In one sense, the possession claim in Manchester Ship Canal Developments v Persons Unknown  EWHC 645 (Ch) follows a fairly predictable course. The Defendants were a group of activists who had set up camp on Barton Moss Lane, Manchester, in protest at the drilling program being undertaken by a company, Igas Energy plc. The Claimants had granted Igas a licence to drill on the land nearby and the protest was intended to deter the controversial fracking process which the activists feared would ensue.
The Claimants sought their eviction from the land and the Defendants argued that their eviction would be a disproportionate interference with their rights under Articles 8, 10 and 11 of the ECHR. The parties agreed that the matter should be dealt with on written evidence only if the Defendants were unable to show that they had a reasonably arguable defence to the Claim.
HHJ Pelling decided that there was no reasonably arguable defence. As regards Arts 10 and 11 (the rights to freedom of expression/peaceful assembly), the Defendant’s occupation was without the permission of the landowners exercising their A1P1 rights and it had resulted in a loss of amenity to members of the general public. Furthermore, there was no question of a possession order denying the Defendants the effective exercise of their Convention rights given that a protest could take place elsewhere. As for Article 8, the Defendants had not established a sufficient and continuous link with the land (Buckley v UK (1996) 23 EHRR 101) and/or there was nothing exceptional about the case to give them an arguable defence.
So, a possession order was granted but the interesting part of the judgement concerns the treatment of the parties to the Claim. We have been monitoring the progress of the argument in the ECtHR that Art. 8 applies to private as well as public entities (see our notes here, here and here) and now, following the comments of the Court of Appeal in Malik v Fassenfelt  EWCA Civ 798, HHJ Pelling expresses his views in clear terms (para.46):
Any view I express on this issue is unlikely to be anything more than the platform for an appeal so I express my conclusions on this issue shortly. Firstly, it is difficult to see on what logically defensible basis it could be said that Articles 10 and 11 are engaged in relation to claims for possession by private landowners – as to which see the discussion above – without also concluding that Article 8 is also capable of being engaged in relation to such claims. Secondly, I do not see how it is open to the Court to opt out simply because the Claimant is a private landowner given the terms of s.6 of the Human Rights Act 1998. There is nothing artificial in this – the private landowner is seeking to use a public authority (the court) in order to assist him to vindicate his ownership of his land. The court as the public authority concerned can only do so on terms that respect the convention rights of all relevant parties, which on this analysis would include the Article 8 rights of the trespasser and the A1P1 rights of the landowner. The landowner accepts this by seeking the assistance of the court.
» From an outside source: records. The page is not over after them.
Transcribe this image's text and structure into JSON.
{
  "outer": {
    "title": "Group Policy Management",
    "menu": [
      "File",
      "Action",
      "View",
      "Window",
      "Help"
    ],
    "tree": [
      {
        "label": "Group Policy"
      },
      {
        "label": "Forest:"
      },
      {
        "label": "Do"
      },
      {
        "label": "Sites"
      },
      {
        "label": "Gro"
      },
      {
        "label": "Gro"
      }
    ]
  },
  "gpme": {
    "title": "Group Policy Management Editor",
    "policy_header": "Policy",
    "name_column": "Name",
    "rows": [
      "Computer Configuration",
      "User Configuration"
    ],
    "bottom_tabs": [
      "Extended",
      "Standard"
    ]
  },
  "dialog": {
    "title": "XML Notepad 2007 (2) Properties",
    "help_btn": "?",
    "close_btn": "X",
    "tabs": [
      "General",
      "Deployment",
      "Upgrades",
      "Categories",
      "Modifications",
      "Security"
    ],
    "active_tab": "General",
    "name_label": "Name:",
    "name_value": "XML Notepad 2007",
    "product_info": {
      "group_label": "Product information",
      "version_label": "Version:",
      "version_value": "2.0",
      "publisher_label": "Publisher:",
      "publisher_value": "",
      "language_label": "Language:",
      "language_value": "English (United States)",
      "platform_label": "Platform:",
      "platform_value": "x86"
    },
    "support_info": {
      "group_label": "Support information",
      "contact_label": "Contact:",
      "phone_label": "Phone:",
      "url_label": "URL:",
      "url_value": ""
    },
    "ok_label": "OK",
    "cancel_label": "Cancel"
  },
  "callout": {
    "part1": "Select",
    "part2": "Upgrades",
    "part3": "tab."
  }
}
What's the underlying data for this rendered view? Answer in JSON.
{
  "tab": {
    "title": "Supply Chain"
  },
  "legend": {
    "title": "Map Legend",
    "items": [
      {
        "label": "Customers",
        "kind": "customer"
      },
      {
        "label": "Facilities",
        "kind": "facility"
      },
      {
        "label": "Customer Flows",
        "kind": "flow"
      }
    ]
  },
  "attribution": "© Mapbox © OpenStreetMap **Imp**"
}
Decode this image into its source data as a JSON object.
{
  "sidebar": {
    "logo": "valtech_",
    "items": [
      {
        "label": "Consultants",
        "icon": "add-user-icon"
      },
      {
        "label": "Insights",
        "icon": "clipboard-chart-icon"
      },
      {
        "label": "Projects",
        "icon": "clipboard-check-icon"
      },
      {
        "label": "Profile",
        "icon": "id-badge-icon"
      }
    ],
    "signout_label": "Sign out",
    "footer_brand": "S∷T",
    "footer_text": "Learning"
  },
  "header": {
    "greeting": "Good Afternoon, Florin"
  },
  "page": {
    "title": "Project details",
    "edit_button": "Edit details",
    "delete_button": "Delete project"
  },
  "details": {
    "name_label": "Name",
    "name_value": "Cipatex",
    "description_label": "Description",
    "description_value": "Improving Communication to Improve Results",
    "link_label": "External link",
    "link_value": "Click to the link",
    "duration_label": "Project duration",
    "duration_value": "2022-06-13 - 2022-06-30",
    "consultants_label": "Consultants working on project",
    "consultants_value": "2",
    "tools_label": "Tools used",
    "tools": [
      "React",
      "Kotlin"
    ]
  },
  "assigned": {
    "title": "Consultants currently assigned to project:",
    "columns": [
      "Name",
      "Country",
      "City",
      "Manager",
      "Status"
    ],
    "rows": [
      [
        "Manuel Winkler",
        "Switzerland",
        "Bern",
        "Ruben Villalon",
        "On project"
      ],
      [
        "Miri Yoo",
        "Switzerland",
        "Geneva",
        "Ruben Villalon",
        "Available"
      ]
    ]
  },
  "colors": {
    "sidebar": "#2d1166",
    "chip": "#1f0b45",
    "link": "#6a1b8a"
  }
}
Thirdly, although extending Article 8 to claims by private landowners would be an extension I question whether it would be an unprincipled one given that anyone relying on Article 8 in this context would have to establish that the land concerned was a home applying the convention test applicable to that concept, and given that once that threshold has been passed the only obvious justification for treating a trespasser on land owned by a local authority any differently than a trespasser on privately owned land is that the Article 8 rights of the trespasser would have to be balanced against the A1P1 rights of the private landowner. If that is so, I do not see why that cannot be catered for by treating the fact that the land is owned privately as the primary factor in deciding whether ordering possession is proportionate much as is the effect of Appleby (ante) in relation to Article 10 and 11 cases concerning claims for possession by private landowners with the result that it will only be in exceptional cases that the A1P1 rights of a private landowner are treated as trumped by the Article 8 rights of a trespasser. For those short reasons I proceed on the basis that Article 8 is capable of being engaged even in relation to land owned by a private landowner. This was the approach favoured by both the first instance judge and Sir Alan in Malik v. Fassenfelt and others (ante).
I imagine that an appeal is unlikely in this case but we will surely see this issue crop up again in the higher courts.